The plot is a fairly hackneyed one: a well-intentioned good guy falls head over heels for a pretty blonde but he can’t have her – not unless he extricates her from a tight spot. Her boyfriend, you see, is a slimy gangster who likes to rough up her edges and doesn’t take fondly to the attentions of other men.
Davey Gordon (Jamie Smith) is a boxer at the end of his string; his glory days are memories long stored in cotton wool. But Davey can’t help taking an interest in the attractive woman, Gloria Price (Irene Kane), who lives in an adjacent Manhattan apartment. With visual access to her through his window affording the hint of violence within, he feels compelled to intervene after his latest fruitless bout leaves him licking his wounds and a little ga-ga to boot.
There’s nothing especially polished about any of the performances; in fact, they generally verge on mediocre. The reason for watching Killer’s Kiss, of course, is Kubrick. A young director experimenting with form – and acting as his own cinematographer – he manages to create a series of brilliant visual moments.

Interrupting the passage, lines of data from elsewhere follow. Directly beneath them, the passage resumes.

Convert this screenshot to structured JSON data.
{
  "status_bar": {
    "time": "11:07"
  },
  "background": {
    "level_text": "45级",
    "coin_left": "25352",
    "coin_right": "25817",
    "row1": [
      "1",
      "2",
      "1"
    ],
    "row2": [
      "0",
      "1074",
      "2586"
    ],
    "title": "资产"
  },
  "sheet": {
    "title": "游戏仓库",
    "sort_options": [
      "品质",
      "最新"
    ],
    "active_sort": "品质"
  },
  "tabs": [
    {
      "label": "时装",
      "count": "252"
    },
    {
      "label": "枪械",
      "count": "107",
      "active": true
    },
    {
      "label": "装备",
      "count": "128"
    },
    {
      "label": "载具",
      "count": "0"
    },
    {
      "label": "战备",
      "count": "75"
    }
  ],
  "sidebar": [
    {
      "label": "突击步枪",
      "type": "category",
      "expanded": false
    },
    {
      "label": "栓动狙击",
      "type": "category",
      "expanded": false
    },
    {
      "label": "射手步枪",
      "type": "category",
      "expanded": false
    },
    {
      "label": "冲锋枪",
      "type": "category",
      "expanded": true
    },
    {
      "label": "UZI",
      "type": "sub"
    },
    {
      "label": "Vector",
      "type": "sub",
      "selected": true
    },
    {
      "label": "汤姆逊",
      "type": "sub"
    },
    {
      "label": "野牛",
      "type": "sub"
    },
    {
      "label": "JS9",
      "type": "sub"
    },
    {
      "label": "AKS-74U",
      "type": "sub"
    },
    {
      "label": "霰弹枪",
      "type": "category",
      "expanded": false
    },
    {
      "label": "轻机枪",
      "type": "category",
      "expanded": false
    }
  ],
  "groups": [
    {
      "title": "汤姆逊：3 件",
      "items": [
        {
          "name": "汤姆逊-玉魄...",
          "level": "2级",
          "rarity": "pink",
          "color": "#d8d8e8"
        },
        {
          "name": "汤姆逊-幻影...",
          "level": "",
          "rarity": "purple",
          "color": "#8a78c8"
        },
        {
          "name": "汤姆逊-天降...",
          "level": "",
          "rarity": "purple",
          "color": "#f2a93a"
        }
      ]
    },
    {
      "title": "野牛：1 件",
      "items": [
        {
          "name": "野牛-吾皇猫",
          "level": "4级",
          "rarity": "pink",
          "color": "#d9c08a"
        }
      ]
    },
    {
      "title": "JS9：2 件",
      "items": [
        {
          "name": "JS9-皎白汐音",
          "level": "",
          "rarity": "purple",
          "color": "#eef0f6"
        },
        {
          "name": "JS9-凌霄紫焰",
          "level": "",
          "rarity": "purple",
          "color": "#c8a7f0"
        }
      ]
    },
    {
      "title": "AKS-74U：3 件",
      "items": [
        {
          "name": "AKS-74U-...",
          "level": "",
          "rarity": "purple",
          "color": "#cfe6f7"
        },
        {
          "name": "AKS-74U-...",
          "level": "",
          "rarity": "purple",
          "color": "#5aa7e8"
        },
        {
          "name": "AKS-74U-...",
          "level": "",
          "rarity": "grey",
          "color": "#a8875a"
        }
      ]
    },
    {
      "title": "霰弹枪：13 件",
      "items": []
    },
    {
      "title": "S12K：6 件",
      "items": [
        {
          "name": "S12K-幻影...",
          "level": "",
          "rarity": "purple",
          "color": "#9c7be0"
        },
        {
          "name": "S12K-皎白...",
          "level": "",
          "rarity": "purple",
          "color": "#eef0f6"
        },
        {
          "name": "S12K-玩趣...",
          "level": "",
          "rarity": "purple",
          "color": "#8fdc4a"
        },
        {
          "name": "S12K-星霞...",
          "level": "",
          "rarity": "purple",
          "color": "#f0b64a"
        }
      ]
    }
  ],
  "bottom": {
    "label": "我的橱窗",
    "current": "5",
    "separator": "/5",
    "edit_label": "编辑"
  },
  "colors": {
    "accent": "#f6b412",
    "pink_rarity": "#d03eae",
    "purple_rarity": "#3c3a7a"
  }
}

Davey’s fight provides the first highlight; it’s shot with genuine intensity, mostly from canvas level, and littered with plenty of fast cuts. Blink and you’ll miss some of the best bits, like a glove point-of-view shot as it delivers a savage blow. Numerous scenes in which Kubrick scrutinises his performers from close range can be admired for the clever composition and interplay of light and shade.
A scene in an alleyway, as Davey’s manager is about to be mugged by a couple of underlings dispatched by Rapallo (Frank Silvera), is a brilliant evocation of textbook film-noir aesthetics as interpreted by Kubrick; in a moment of clever disorientation, he creates an impression of fluid, flesh-and-blood silhouettes converging on their hapless victim.
Kubrick saves his best for last though, with a rooftop chase against a stunning New York skyline followed by a final confrontation in a mannequin factory. Here, primal, masculine forces come to the fore, with dialogue virtually eliminated. After all is said, the outcome boils down to brute force to settle the stakes, the eerily vacant stares of the asexual witnesses hemming the combatants into a fight neither can escape without risking their life.
Killer’s Kiss is not vintage Kubrick by any means; placed side by side with his later work, it may even be regarded as downright mediocre. But aided by a superb Gerald Fried score, it remains a compelling work nonetheless; a film to savour with the wisdom of hindsight, for here was an early flash of genius revealed in miniature.